This plant is very widely distributed and can be found growing in field borders, roadsides, and empty spaces across China, Europe, Britain, North America and several other landmasses. Most people are familiar with the flowers of Burdock which form globe shaped clusters around the top of the stem covered with a dense alignment of stiff “hooks” that will cling to anything they touch. The root is very delicious and is served in Chinese, Korean, and other Asian dishes prepared by peeling and cooking the whole root. The leaves of some species can reach 3 feet in diameter and produce very large roots. Burdock is a member of the Sunflower or Compositae family and is sometimes called beggar’s buttons, or thorny burr.
Burdock is a versatile plant frequently classified by herbalists as an alterative, a plant, which among other things influences the blood and lymph. It has bitter principles, which encourage healthy digestion and appetite. Burdock also supports Healthy and Vital Skin with a clear complexion. One of the ways it functions to do so is by promoting normal liver function and by supporting the detoxification process in the body.

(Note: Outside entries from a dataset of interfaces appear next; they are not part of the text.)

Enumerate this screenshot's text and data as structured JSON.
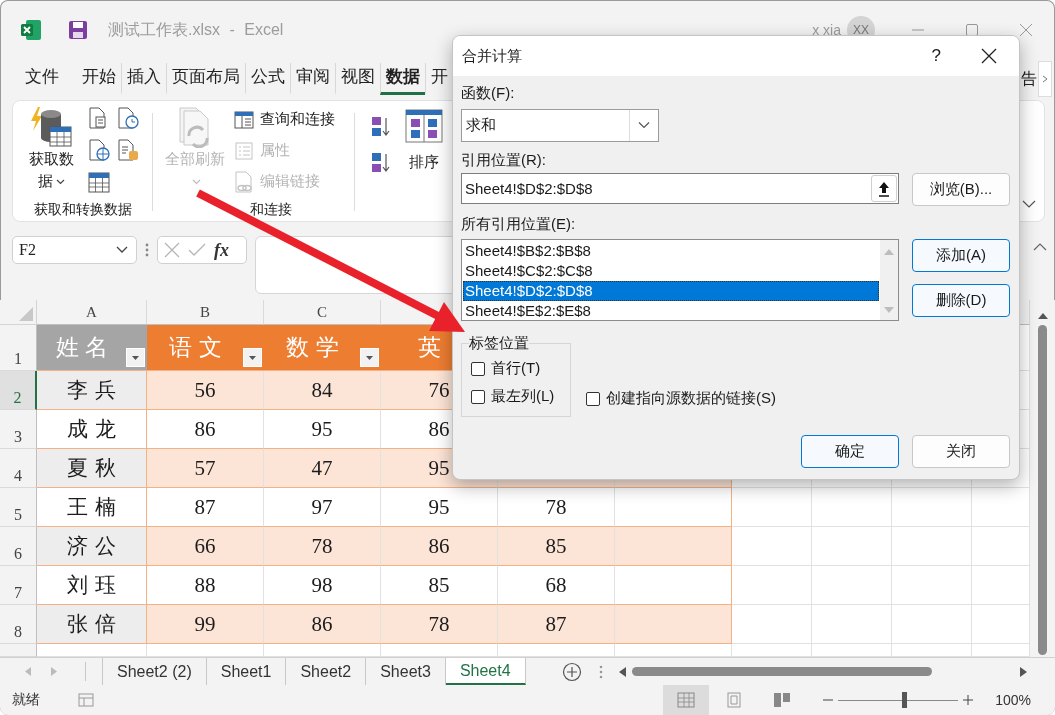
{
  "window": {
    "title": "测试工作表.xlsx - Excel",
    "user": "x xia",
    "avatar": "XX"
  },
  "ribbon_tabs": [
    {
      "label": "文件",
      "selected": false
    },
    {
      "label": "开始",
      "selected": false
    },
    {
      "label": "插入",
      "selected": false
    },
    {
      "label": "页面布局",
      "selected": false
    },
    {
      "label": "公式",
      "selected": false
    },
    {
      "label": "审阅",
      "selected": false
    },
    {
      "label": "视图",
      "selected": false
    },
    {
      "label": "数据",
      "selected": true
    },
    {
      "label": "开",
      "selected": false
    }
  ],
  "ribbon_tab_overflow": "告",
  "ribbon_groups": [
    {
      "label": "获取和转换数据",
      "items": [
        {
          "kind": "large",
          "label": "获取数据",
          "disabled": false,
          "dropdown": true
        },
        {
          "kind": "icons"
        }
      ]
    },
    {
      "label": "和连接",
      "items": [
        {
          "kind": "large",
          "label": "全部刷新",
          "disabled": true,
          "dropdown": true
        },
        {
          "kind": "small",
          "label": "查询和连接",
          "disabled": false
        },
        {
          "kind": "small",
          "label": "属性",
          "disabled": true
        },
        {
          "kind": "small",
          "label": "编辑链接",
          "disabled": true
        }
      ]
    },
    {
      "items": [
        {
          "kind": "sort-icons"
        },
        {
          "kind": "large",
          "label": "排序",
          "disabled": false,
          "dropdown": false
        }
      ]
    }
  ],
  "formula_bar": {
    "name_box": "F2",
    "function_button": "fx"
  },
  "sheet": {
    "columns": [
      "A",
      "B",
      "C"
    ],
    "rows": [
      {
        "number": "1",
        "kind": "header",
        "selected": false,
        "cells": [
          {
            "text": "姓名",
            "filter": true
          },
          {
            "text": "语文",
            "filter": true
          },
          {
            "text": "数学",
            "filter": true
          },
          {
            "text": "英",
            "filter": false
          }
        ]
      },
      {
        "number": "2",
        "kind": "data",
        "selected": true,
        "banded": true,
        "cells": [
          "李兵",
          "56",
          "84",
          "76"
        ]
      },
      {
        "number": "3",
        "kind": "data",
        "selected": false,
        "banded": false,
        "cells": [
          "成龙",
          "86",
          "95",
          "86"
        ]
      },
      {
        "number": "4",
        "kind": "data",
        "selected": false,
        "banded": true,
        "cells": [
          "夏秋",
          "57",
          "47",
          "95"
        ]
      },
      {
        "number": "5",
        "kind": "data",
        "selected": false,
        "banded": false,
        "cells": [
          "王楠",
          "87",
          "97",
          "95",
          "78"
        ]
      },
      {
        "number": "6",
        "kind": "data",
        "selected": false,
        "banded": true,
        "cells": [
          "济公",
          "66",
          "78",
          "86",
          "85"
        ]
      },
      {
        "number": "7",
        "kind": "data",
        "selected": false,
        "banded": false,
        "cells": [
          "刘珏",
          "88",
          "98",
          "85",
          "68"
        ]
      },
      {
        "number": "8",
        "kind": "data",
        "selected": false,
        "banded": true,
        "cells": [
          "张倍",
          "99",
          "86",
          "78",
          "87"
        ]
      }
    ]
  },
  "sheet_tabs": [
    {
      "label": "Sheet2 (2)",
      "selected": false
    },
    {
      "label": "Sheet1",
      "selected": false
    },
    {
      "label": "Sheet2",
      "selected": false
    },
    {
      "label": "Sheet3",
      "selected": false
    },
    {
      "label": "Sheet4",
      "selected": true
    }
  ],
  "status_bar": {
    "text": "就绪",
    "views": [
      {
        "selected": true
      },
      {
        "selected": false
      },
      {
        "selected": false
      }
    ],
    "zoom": {
      "level": 0.55,
      "reading": "100%"
    }
  },
  "dialog": {
    "title": "合并计算",
    "help": "?",
    "function": {
      "label": "函数(F):",
      "value": "求和"
    },
    "reference": {
      "label": "引用位置(R):",
      "value": "Sheet4!$D$2:$D$8",
      "browse": {
        "label": "浏览(B)...",
        "default": false
      }
    },
    "all_references": {
      "label": "所有引用位置(E):",
      "items": [
        {
          "text": "Sheet4!$B$2:$B$8",
          "selected": false
        },
        {
          "text": "Sheet4!$C$2:$C$8",
          "selected": false
        },
        {
          "text": "Sheet4!$D$2:$D$8",
          "selected": true
        },
        {
          "text": "Sheet4!$E$2:$E$8",
          "selected": false
        }
      ],
      "buttons": [
        {
          "label": "添加(A)",
          "default": true
        },
        {
          "label": "删除(D)",
          "default": true
        }
      ]
    },
    "label_position": {
      "title": "标签位置",
      "options": [
        {
          "label": "首行(T)",
          "checked": false
        },
        {
          "label": "最左列(L)",
          "checked": false
        }
      ]
    },
    "link_option": {
      "label": "创建指向源数据的链接(S)",
      "checked": false
    },
    "buttons": [
      {
        "label": "确定",
        "default": true
      },
      {
        "label": "关闭",
        "default": false
      }
    ]
  }
}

Uses of Burdock
This information in our Herbal Reference Guide is intended only as a general reference for further exploration, and is not a replacement for professional health advice. This content does not provide dosage information, format recommendations, toxicity levels, or possible interactions with prescription drugs. Accordingly, this information should be used only under the direct supervision of a qualified health practitioner such as a naturopathic physician.